INSTRUCTIONS FOR THE TASK> Here are some entries; quote each one exactly.

RECORDS FOR THIS TASK>
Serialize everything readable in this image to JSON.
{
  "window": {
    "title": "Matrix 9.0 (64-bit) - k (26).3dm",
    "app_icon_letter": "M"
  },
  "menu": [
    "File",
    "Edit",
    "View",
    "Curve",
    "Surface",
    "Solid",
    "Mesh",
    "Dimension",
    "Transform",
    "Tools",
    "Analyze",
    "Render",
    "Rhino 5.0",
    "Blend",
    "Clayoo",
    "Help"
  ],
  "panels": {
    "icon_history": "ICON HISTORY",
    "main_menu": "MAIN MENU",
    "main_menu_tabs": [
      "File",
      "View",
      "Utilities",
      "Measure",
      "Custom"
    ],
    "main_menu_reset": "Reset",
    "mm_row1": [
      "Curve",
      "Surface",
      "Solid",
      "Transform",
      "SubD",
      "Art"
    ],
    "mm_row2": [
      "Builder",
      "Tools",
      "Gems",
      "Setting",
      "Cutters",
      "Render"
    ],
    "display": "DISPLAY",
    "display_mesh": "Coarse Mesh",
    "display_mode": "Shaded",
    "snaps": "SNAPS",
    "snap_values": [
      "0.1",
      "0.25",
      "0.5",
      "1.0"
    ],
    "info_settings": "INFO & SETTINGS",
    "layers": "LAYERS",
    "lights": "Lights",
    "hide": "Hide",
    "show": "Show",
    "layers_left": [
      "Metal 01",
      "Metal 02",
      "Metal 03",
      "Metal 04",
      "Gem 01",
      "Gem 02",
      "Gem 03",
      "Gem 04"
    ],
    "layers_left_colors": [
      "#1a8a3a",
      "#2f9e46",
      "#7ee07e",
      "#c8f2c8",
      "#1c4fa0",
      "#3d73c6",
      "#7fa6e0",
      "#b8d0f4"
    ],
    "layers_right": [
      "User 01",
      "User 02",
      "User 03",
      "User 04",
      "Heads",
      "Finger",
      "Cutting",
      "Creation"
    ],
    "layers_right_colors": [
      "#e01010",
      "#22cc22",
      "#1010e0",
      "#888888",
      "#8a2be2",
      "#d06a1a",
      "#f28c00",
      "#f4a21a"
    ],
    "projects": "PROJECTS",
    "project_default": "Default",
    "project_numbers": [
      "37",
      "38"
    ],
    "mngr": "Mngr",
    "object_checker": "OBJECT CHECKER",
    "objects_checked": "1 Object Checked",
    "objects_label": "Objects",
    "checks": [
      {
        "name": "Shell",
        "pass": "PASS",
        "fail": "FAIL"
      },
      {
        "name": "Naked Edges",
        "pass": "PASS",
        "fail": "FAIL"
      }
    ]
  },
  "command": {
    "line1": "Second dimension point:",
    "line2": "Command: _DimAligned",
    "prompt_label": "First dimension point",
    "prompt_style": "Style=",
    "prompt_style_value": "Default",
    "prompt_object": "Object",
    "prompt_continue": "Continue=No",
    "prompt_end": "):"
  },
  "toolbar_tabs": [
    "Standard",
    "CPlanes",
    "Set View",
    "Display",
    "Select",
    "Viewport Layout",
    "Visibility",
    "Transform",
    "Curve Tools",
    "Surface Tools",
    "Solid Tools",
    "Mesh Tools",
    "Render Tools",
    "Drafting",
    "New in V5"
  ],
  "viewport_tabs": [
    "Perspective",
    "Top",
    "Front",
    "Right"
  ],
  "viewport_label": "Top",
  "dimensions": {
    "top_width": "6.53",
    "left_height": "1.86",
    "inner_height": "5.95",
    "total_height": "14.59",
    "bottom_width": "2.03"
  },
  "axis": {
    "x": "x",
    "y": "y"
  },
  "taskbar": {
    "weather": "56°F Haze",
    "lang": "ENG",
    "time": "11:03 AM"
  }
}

TASK OUTPUT>
Serialize everything readable in this image to JSON.
{
  "window": {
    "title": "Matrix 9.0 (64-bit) - k (26).3dm",
    "app_icon_letter": "M"
  },
  "menu": [
    "File",
    "Edit",
    "View",
    "Curve",
    "Surface",
    "Solid",
    "Mesh",
    "Dimension",
    "Transform",
    "Tools",
    "Analyze",
    "Render",
    "Rhino 5.0",
    "Blend",
    "Clayoo",
    "Help"
  ],
  "panels": {
    "icon_history": "ICON HISTORY",
    "main_menu": "MAIN MENU",
    "main_menu_tabs": [
      "File",
      "View",
      "Utilities",
      "Measure",
      "Custom"
    ],
    "main_menu_reset": "Reset",
    "mm_row1": [
      "Curve",
      "Surface",
      "Solid",
      "Transform",
      "SubD",
      "Art"
    ],
    "mm_row2": [
      "Builder",
      "Tools",
      "Gems",
      "Setting",
      "Cutters",
      "Render"
    ],
    "display": "DISPLAY",
    "display_mesh": "Coarse Mesh",
    "display_mode": "Shaded",
    "snaps": "SNAPS",
    "snap_values": [
      "0.1",
      "0.25",
      "0.5",
      "1.0"
    ],
    "info_settings": "INFO & SETTINGS",
    "layers": "LAYERS",
    "lights": "Lights",
    "hide": "Hide",
    "show": "Show",
    "layers_left": [
      "Metal 01",
      "Metal 02",
      "Metal 03",
      "Metal 04",
      "Gem 01",
      "Gem 02",
      "Gem 03",
      "Gem 04"
    ],
    "layers_left_colors": [
      "#1a8a3a",
      "#2f9e46",
      "#7ee07e",
      "#c8f2c8",
      "#1c4fa0",
      "#3d73c6",
      "#7fa6e0",
      "#b8d0f4"
    ],
    "layers_right": [
      "User 01",
      "User 02",
      "User 03",
      "User 04",
      "Heads",
      "Finger",
      "Cutting",
      "Creation"
    ],
    "layers_right_colors": [
      "#e01010",
      "#22cc22",
      "#1010e0",
      "#888888",
      "#8a2be2",
      "#d06a1a",
      "#f28c00",
      "#f4a21a"
    ],
    "projects": "PROJECTS",
    "project_default": "Default",
    "project_numbers": [
      "37",
      "38"
    ],
    "mngr": "Mngr",
    "object_checker": "OBJECT CHECKER",
    "objects_checked": "1 Object Checked",
    "objects_label": "Objects",
    "checks": [
      {
        "name": "Shell",
        "pass": "PASS",
        "fail": "FAIL"
      },
      {
        "name": "Naked Edges",
        "pass": "PASS",
        "fail": "FAIL"
      }
    ]
  },
  "command": {
    "line1": "Second dimension point:",
    "line2": "Command: _DimAligned",
    "prompt_label": "First dimension point",
    "prompt_style": "Style=",
    "prompt_style_value": "Default",
    "prompt_object": "Object",
    "prompt_continue": "Continue=No",
    "prompt_end": "):"
  },
  "toolbar_tabs": [
    "Standard",
    "CPlanes",
    "Set View",
    "Display",
    "Select",
    "Viewport Layout",
    "Visibility",
    "Transform",
    "Curve Tools",
    "Surface Tools",
    "Solid Tools",
    "Mesh Tools",
    "Render Tools",
    "Drafting",
    "New in V5"
  ],
  "viewport_tabs": [
    "Perspective",
    "Top",
    "Front",
    "Right"
  ],
  "viewport_label": "Top",
  "dimensions": {
    "top_width": "6.53",
    "left_height": "1.86",
    "inner_height": "5.95",
    "total_height": "14.59",
    "bottom_width": "2.03"
  },
  "axis": {
    "x": "x",
    "y": "y"
  },
  "taskbar": {
    "weather": "56°F Haze",
    "lang": "ENG",
    "time": "11:03 AM"
  }
}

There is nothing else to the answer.